                            That said, I think anyone could appreciate pho. Just try it.

                            -----
                            Chau's Restaurant
                            964 Main St, Manchester, CT 06040

                            1. re: foodwallguy

                              The great thing about Vietnamese food, I think, is that it's all pretty accessible. I suppose it's possible my judgement is off - I definitely have an adventurous palate and sometimes forget other people don't - but very little is too spicy or strangely flavored.

                              Pho is the Pad Thai of Vietnamese food. It's a delicious beef noodle soup. Savory broth, rice noodles, various kinds of beef. Comes with a plate on the side of bean sprouts, lime, herbs, etc for you to doctor as you like - or not at all. Any Vietnamese menu will have numerous Pho variants, newcomers might want to choose simpler version that don't have tendons and tripe - stick to rare beef and brisket, stuff like that - but I've never seen someone try Pho and not like it.

                              Bun (noodles) is another whole section of the menu. Kinda like Pho without broth, bun are rice noodles served at room temperature with some raw shredded vegetables on top and some sizzling delicious meat. You pour a tangy and sweet sauce over the noodles, or dip them in it, and enjoy.

                              Most menus will also have a section of stir-fry type dishes served over rice that should not seem that strange to anyone used to eating Chinese food.

                              Of course, google will also turn up tons of info if you want to read up a bit to get more comfortable (or hungry).
                              Start here - http://en.wikipedia.org/wiki/Ph%E1%BB%9F
                              or here - http://en.wikipedia.org/wiki/Vietname...

                              For any new-flavor adverse friends, Goi Ga is a simple but delicious cabbage and chicken salad - http://whiteonricecouple.com/recipes/... - that will appeal to anyone who likes "Chinese Chicken Salad"
                              and Goi Cuon is a fresh spring roll that anybody will love - http://en.wikipedia.org/wiki/Salad_roll

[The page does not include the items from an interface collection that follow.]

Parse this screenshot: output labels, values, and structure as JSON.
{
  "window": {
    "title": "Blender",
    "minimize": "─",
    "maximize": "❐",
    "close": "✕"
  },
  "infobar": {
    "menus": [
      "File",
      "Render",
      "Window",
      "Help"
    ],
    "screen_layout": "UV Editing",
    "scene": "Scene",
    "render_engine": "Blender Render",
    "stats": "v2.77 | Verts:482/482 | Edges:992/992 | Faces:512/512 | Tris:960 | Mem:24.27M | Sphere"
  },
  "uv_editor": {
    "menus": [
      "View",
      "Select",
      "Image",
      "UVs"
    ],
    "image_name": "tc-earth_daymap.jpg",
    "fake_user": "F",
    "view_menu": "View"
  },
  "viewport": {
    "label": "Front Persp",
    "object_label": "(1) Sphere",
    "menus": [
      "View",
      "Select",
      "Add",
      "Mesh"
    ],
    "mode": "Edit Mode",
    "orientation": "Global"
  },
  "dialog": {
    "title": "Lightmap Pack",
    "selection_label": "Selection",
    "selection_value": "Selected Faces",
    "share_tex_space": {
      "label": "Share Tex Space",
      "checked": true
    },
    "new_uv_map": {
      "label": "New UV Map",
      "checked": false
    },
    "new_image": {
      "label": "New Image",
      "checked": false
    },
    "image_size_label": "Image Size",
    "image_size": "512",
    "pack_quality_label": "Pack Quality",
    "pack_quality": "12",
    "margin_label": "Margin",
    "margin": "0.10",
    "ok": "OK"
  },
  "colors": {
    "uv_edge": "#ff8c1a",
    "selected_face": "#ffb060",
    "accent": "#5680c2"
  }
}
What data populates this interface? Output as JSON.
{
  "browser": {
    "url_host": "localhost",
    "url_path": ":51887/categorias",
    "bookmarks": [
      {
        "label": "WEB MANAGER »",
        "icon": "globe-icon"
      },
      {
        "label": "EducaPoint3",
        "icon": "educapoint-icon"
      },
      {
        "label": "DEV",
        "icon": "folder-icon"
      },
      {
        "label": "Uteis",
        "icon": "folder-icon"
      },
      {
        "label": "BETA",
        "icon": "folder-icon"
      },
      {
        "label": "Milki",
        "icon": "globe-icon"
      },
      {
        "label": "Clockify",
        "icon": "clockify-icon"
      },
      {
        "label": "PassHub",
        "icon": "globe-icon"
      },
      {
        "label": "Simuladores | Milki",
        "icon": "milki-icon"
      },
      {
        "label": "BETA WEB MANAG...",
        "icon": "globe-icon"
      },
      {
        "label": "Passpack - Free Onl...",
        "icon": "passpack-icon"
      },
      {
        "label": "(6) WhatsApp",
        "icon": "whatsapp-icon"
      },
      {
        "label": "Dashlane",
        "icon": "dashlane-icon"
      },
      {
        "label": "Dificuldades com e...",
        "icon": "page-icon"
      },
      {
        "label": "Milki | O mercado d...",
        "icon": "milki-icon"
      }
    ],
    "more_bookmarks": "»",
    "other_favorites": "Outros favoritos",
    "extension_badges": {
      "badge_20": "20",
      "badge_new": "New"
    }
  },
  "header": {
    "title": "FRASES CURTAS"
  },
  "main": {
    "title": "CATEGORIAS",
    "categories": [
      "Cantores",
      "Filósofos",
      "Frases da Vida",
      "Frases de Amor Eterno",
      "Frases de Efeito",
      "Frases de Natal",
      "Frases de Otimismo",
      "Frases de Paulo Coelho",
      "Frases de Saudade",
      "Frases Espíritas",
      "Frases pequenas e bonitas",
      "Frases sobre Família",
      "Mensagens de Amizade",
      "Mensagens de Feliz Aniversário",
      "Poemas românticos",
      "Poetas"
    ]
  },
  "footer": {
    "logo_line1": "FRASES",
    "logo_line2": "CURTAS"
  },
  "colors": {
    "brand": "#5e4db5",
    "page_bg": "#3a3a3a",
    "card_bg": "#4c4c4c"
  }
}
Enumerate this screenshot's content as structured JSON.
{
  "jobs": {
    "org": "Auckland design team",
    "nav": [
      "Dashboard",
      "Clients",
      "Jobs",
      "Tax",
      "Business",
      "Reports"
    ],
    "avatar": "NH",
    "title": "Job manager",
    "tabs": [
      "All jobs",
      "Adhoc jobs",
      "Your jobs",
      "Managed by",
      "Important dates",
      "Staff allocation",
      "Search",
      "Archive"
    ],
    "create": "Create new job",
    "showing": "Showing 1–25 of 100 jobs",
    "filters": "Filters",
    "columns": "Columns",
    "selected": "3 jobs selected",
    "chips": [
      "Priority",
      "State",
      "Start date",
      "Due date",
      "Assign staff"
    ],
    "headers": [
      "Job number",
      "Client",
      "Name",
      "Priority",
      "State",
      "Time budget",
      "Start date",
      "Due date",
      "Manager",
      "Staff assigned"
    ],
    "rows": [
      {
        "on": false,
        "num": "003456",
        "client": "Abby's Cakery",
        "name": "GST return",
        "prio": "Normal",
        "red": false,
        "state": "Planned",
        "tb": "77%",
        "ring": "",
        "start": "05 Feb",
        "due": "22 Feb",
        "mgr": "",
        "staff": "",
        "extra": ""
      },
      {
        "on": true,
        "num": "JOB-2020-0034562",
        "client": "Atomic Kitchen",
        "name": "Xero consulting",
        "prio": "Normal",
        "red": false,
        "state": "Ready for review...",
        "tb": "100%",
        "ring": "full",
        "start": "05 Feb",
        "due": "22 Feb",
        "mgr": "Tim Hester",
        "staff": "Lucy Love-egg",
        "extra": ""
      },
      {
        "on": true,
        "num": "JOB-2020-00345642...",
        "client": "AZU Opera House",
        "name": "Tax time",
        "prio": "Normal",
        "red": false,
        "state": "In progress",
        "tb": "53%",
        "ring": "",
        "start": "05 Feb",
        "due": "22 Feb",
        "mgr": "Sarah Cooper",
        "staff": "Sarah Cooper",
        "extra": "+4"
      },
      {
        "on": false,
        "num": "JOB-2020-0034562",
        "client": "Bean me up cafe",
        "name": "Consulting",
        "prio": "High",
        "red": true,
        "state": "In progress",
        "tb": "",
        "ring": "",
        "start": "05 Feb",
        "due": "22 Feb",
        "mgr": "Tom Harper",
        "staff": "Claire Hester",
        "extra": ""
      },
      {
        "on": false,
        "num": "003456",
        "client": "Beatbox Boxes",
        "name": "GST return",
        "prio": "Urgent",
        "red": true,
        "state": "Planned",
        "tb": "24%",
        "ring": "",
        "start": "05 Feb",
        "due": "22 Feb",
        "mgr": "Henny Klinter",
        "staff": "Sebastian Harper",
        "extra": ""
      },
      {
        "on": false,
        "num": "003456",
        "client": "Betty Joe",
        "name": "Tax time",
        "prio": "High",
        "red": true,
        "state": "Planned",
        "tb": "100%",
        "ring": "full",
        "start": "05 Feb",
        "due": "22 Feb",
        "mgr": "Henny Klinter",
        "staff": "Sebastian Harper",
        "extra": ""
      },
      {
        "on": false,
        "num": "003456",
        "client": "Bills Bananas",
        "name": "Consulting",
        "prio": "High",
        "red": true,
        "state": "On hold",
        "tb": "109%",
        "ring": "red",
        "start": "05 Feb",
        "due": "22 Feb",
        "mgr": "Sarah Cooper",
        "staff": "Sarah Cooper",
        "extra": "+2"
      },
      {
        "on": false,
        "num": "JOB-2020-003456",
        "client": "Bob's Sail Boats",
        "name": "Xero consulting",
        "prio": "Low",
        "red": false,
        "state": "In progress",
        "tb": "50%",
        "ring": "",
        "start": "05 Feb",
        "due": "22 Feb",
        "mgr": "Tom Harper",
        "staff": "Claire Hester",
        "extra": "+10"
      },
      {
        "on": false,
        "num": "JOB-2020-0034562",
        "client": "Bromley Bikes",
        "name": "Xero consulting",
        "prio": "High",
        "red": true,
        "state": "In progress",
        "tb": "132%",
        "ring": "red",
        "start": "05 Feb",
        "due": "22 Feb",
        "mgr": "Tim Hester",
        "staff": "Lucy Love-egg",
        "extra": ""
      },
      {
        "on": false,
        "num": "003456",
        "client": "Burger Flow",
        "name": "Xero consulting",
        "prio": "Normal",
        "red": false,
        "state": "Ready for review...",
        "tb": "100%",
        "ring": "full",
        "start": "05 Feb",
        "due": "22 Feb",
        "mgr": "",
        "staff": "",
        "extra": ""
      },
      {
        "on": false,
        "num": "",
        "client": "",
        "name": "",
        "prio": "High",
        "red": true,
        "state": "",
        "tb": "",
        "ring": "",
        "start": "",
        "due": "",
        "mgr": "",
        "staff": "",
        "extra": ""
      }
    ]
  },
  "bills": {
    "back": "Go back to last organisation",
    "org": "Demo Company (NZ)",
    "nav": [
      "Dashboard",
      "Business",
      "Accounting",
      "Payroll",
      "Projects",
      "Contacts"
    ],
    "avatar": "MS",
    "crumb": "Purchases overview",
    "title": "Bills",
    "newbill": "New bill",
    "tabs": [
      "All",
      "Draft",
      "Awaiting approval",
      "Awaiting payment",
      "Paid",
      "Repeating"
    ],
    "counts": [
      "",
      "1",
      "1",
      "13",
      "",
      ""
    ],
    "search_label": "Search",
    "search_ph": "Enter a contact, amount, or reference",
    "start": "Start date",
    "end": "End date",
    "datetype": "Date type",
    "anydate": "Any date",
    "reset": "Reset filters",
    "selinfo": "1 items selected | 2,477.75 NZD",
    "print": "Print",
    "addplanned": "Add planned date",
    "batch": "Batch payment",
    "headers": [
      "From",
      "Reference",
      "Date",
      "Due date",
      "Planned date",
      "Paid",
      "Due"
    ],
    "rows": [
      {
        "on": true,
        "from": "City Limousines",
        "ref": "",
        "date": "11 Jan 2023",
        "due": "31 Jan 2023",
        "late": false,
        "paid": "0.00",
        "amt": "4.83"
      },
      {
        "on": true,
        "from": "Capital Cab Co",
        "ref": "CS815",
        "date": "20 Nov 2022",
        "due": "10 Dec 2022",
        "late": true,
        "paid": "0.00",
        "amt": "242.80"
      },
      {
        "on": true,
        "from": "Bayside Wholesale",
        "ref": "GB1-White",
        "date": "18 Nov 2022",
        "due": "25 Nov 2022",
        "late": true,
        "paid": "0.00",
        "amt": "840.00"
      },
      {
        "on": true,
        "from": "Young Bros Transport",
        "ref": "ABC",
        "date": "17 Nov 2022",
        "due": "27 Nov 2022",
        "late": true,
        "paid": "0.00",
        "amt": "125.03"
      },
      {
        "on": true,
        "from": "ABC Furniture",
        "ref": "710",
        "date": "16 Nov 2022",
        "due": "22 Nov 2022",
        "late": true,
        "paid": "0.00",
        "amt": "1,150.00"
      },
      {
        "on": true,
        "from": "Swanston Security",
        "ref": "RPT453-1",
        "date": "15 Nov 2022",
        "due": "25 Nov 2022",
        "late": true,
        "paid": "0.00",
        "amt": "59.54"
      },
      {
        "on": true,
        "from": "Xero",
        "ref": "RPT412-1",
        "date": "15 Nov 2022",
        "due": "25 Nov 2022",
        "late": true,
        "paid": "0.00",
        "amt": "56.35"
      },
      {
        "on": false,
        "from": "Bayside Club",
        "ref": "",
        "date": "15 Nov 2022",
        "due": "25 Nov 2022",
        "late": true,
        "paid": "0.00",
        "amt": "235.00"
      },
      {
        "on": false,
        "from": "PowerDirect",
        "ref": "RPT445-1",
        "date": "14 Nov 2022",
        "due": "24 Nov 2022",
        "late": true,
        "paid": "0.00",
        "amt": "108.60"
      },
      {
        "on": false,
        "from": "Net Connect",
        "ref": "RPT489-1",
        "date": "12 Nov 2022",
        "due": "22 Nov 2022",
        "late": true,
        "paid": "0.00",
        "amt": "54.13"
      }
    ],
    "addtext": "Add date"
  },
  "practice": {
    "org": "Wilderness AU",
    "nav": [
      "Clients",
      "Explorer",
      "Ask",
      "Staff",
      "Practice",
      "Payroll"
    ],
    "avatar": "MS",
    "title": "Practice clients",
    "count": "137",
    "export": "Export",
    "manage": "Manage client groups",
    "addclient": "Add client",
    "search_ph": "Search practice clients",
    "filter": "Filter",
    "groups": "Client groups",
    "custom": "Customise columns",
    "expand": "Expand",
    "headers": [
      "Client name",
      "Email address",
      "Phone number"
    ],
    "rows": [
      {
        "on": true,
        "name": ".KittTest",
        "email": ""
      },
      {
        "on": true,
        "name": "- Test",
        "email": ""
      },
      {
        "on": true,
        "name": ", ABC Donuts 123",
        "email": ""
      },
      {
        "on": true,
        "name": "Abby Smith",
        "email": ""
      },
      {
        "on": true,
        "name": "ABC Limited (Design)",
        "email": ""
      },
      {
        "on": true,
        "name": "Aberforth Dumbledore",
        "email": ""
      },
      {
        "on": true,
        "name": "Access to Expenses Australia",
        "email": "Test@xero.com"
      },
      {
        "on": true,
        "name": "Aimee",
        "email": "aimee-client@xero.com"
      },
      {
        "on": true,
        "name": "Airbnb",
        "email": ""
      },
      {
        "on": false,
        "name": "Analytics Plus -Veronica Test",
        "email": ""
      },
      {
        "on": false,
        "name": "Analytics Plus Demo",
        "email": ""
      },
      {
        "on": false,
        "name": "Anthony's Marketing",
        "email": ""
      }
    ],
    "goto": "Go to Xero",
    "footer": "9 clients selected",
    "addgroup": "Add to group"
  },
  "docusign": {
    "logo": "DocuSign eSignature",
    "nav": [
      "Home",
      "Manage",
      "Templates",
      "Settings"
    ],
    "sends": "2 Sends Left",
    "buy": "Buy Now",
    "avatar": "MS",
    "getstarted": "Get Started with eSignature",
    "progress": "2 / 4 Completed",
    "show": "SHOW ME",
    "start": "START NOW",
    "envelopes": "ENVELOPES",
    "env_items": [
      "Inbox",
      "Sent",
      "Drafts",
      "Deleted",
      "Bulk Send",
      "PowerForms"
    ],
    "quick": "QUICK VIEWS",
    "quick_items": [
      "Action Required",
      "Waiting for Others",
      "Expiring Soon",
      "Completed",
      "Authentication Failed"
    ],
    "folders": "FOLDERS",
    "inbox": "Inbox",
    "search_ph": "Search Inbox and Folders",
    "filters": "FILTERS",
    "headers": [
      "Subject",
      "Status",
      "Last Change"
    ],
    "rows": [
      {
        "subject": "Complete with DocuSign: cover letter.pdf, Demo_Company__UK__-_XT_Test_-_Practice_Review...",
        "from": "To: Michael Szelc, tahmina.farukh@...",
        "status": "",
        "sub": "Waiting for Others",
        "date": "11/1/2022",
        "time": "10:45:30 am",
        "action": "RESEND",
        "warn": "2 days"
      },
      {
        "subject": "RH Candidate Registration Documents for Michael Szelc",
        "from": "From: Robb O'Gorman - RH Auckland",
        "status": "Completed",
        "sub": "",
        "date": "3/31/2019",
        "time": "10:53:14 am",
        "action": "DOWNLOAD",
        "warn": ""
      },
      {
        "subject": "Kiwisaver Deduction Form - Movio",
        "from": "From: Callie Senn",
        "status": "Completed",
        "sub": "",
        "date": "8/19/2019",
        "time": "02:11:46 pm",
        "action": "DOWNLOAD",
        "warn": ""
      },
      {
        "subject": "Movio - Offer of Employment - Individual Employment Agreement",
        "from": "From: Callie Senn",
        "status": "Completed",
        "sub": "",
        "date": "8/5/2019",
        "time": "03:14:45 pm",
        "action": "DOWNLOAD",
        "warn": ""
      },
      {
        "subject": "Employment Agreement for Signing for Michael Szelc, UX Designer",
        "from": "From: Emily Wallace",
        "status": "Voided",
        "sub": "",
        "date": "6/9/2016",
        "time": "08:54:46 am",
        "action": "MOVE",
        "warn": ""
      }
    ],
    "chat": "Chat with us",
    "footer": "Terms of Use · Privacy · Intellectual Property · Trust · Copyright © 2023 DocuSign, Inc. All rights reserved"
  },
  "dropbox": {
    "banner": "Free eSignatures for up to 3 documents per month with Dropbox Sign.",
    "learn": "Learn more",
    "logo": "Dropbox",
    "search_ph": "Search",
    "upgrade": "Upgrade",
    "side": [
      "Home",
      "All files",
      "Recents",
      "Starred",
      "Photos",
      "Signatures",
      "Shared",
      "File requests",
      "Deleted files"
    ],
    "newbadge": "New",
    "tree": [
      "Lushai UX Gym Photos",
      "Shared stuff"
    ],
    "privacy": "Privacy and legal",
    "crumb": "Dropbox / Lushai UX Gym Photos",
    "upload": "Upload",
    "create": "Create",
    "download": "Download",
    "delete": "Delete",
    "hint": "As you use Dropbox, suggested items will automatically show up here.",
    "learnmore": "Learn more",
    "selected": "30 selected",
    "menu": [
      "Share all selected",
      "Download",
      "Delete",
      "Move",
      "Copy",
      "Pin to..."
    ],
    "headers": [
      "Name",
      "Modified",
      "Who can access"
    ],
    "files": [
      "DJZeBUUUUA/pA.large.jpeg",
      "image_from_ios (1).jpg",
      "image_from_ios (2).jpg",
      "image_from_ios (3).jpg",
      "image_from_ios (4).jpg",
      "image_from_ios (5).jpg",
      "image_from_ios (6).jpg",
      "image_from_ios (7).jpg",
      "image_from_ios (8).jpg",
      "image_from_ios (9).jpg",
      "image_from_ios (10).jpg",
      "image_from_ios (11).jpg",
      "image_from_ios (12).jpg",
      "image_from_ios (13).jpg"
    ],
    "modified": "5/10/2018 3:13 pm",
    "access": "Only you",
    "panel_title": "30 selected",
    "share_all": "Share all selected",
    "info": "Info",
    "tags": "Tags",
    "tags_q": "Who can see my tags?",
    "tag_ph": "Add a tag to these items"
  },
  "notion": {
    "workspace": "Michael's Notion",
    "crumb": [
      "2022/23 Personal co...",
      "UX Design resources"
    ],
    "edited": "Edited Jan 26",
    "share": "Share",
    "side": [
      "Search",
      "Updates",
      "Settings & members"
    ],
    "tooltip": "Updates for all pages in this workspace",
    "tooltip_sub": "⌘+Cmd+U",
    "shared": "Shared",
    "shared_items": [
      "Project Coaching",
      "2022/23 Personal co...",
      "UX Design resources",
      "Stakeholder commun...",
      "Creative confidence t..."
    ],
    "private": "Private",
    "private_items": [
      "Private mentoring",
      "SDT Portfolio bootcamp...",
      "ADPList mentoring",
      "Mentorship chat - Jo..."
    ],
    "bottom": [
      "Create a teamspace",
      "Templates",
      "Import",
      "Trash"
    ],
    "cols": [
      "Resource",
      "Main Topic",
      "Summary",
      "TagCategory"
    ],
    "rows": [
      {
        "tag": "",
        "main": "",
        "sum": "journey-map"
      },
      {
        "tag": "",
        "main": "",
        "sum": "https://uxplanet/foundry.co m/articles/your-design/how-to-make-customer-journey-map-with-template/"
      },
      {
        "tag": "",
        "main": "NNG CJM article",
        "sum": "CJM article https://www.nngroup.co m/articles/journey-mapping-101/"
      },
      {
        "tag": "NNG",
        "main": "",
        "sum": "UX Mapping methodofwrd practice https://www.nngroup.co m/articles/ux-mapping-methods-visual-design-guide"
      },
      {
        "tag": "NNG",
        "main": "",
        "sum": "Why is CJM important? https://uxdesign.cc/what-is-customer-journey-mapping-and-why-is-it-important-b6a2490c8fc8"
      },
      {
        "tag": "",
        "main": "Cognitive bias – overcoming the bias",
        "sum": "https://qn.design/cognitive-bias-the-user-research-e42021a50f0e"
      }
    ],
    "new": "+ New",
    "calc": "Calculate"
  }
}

                              Don't worry about mis-pronouncing anything. Everyone does. Often you can just order by pointing or saying an item number, but even if you can't, just go for it, it will work out.